When Apple unveiled the new Apple TV and its ability to play games at its "Hey Siri" event earlier today, the company glossed over the fact that MFi gamepad controllers for iPhone and iPad would be compatible with the new device. However, after the event, SteelSeries announced the brand new Nimbus gamepad controller would be the first made specifically for the Apple TV. “SteelSeries is at the center of the biggest evolution in gaming. Nimbus represents a new standard in wireless gaming controllers and we’re pleased to be bringing this controller to this incredible platform," said Ehtisham Rabanni, SteelSeries CEO. “Our global gaming pedigree, together with our unyielding pursuit of simple, modern design is on full display with Nimbus.  We’re thrilled to deliver a truly premium product for the new Apple TV at a great price.”The Xbox One-like Nimbus wireless gamepad provides 40 hours of gameplay on a single charge and can be recharged via a Lightning cable, making it the first accessory to do so. SteelSeries also says it has pressure-sensitive buttons for "precise control." Additionally, the controller has a large "Menu" button in the center of the controller, mirroring the "Menu" button on the new Apple TV remote. The gamepad is featured prominently in the "Games and More" section of the new Apple TV's page on Apple's website, suggesting Apple and SteelSeries are positioning the controller as the flagship gamepad for the Apple TV. However, users can also play games with the new Apple TV remote, iPhones and iPod touches. The Nimbus will be available on Apple.com

Apple Expanding Made for Apple Watch Program to Include Stands With Integrated Chargers

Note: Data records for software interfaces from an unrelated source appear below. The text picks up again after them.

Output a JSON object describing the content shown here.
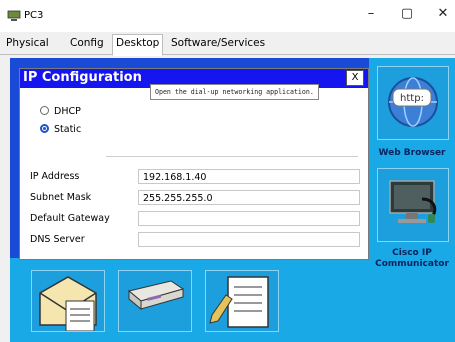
{
  "window": {
    "title": "PC3"
  },
  "window_controls": {
    "minimize": "–",
    "maximize": "▢",
    "close": "✕"
  },
  "tabs": [
    {
      "label": "Physical"
    },
    {
      "label": "Config"
    },
    {
      "label": "Desktop"
    },
    {
      "label": "Software/Services"
    }
  ],
  "dialog": {
    "title": "IP Configuration",
    "close": "X",
    "tooltip": "Open the dial-up networking application.",
    "radios": [
      {
        "label": "DHCP"
      },
      {
        "label": "Static"
      }
    ],
    "fields": [
      {
        "label": "IP Address",
        "value": "192.168.1.40"
      },
      {
        "label": "Subnet Mask",
        "value": "255.255.255.0"
      },
      {
        "label": "Default Gateway",
        "value": ""
      },
      {
        "label": "DNS Server",
        "value": ""
      }
    ]
  },
  "apps": {
    "web_browser": "Web Browser",
    "cisco_ip_communicator": "Cisco IP\nCommunicator"
  }
}
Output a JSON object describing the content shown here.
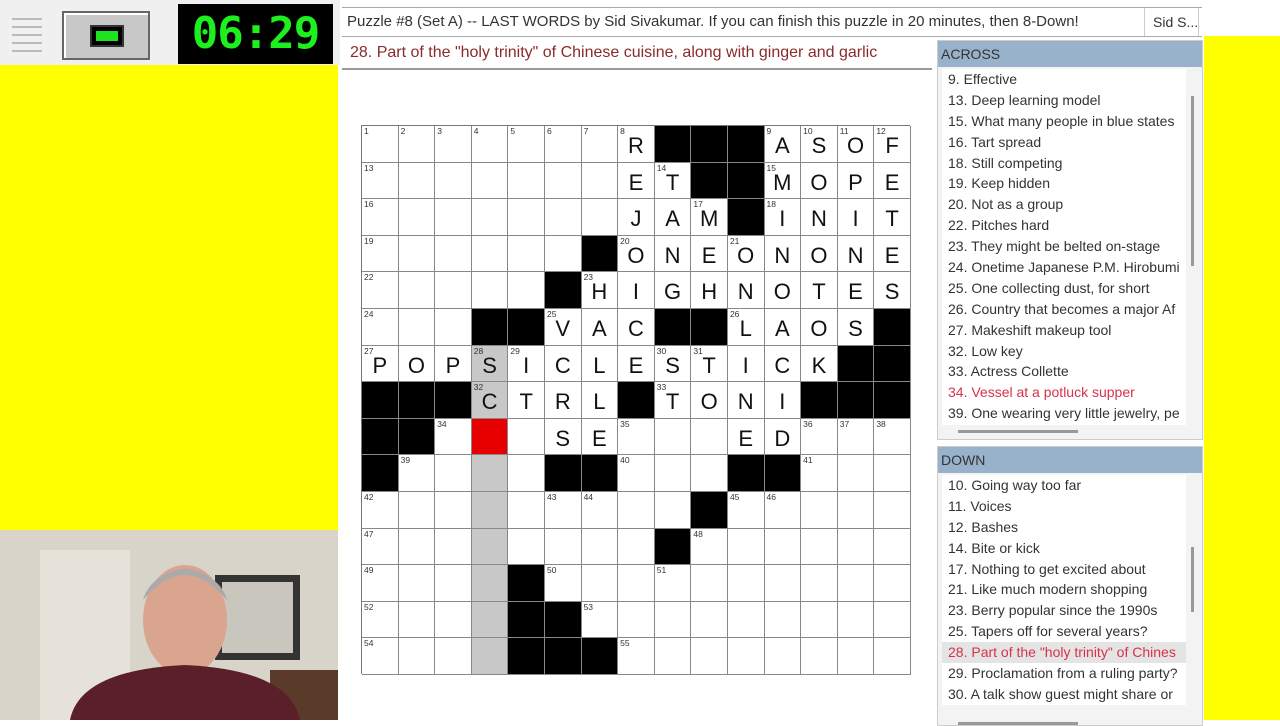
{
  "timer": "06:29",
  "title": "Puzzle #8 (Set A) -- LAST WORDS by Sid Sivakumar. If you can finish this puzzle in 20 minutes, then 8-Down!",
  "author_tab": "Sid S...",
  "current_clue": "28. Part of the \"holy trinity\" of Chinese cuisine, along with ginger and garlic",
  "colors": {
    "background": "#ffff00",
    "timer": "#1ef01e",
    "cursor": "#e60000",
    "highlight": "#c8c8c8",
    "panel_header": "#98b2cc",
    "active_clue": "#d8314a"
  },
  "grid": {
    "rows": [
      ".......R###ASOF",
      ".......ET##MOPE",
      ".......JAM#INIT",
      "......#ONEONONE",
      ".....#HIGHNOTES",
      "...##VAC##LAOS#",
      "POPSICLESTICK##",
      "###CTRL#TONI###",
      "##...SE...ED...",
      "#....##...##...",
      ".........#.....",
      "........#......",
      "....#..........",
      "....##.........",
      "....###........"
    ],
    "cursor": {
      "row": 8,
      "col": 3
    },
    "highlighted_word": "28-Down"
  },
  "across": {
    "header": "ACROSS",
    "clues": [
      "9. Effective",
      "13. Deep learning model",
      "15. What many people in blue states",
      "16. Tart spread",
      "18. Still competing",
      "19. Keep hidden",
      "20. Not as a group",
      "22. Pitches hard",
      "23. They might be belted on-stage",
      "24. Onetime Japanese P.M. Hirobumi",
      "25. One collecting dust, for short",
      "26. Country that becomes a major Af",
      "27. Makeshift makeup tool",
      "32. Low key",
      "33. Actress Collette",
      "34. Vessel at a potluck supper",
      "39. One wearing very little jewelry, pe"
    ],
    "active_index": 15
  },
  "down": {
    "header": "DOWN",
    "clues": [
      "10. Going way too far",
      "11. Voices",
      "12. Bashes",
      "14. Bite or kick",
      "17. Nothing to get excited about",
      "21. Like much modern shopping",
      "23. Berry popular since the 1990s",
      "25. Tapers off for several years?",
      "28. Part of the \"holy trinity\" of Chines",
      "29. Proclamation from a ruling party?",
      "30. A talk show guest might share or"
    ],
    "active_index": 8
  }
}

While the release of the Apple Watch has seen a boom in third-party docks and stands for the device, those accessories have needed the stock charger that Apple supplies to charge the Apple Watch. However, Apple will soon allow manufacturers to make official third-party Apple Watch docks and stands with integrated chargers, according to 9to5Mac. Mophie's Watch Dock with non-integrated Apple Watch charger The change is coming for manufacturers in Apple's Made for Apple Watch program, which is similar to the Made for iPhone/iPod/iPad program, known more simply as the MFi program. This will allow manufacturers to obtain the charging pad at the end of the Apple Watch charging cable so that they can install them in their dock and stand accessories. Previously, users had to insert their own charging cables into third-party stands and docks, making those products a little complicated to set up. However, the charging components are currently only available in "sample quantities" and official plans for accessories with integrated chargers cannot be submitted for approval. It's unknown when the first Apple Watch docks and stands with integrated chargers will be available.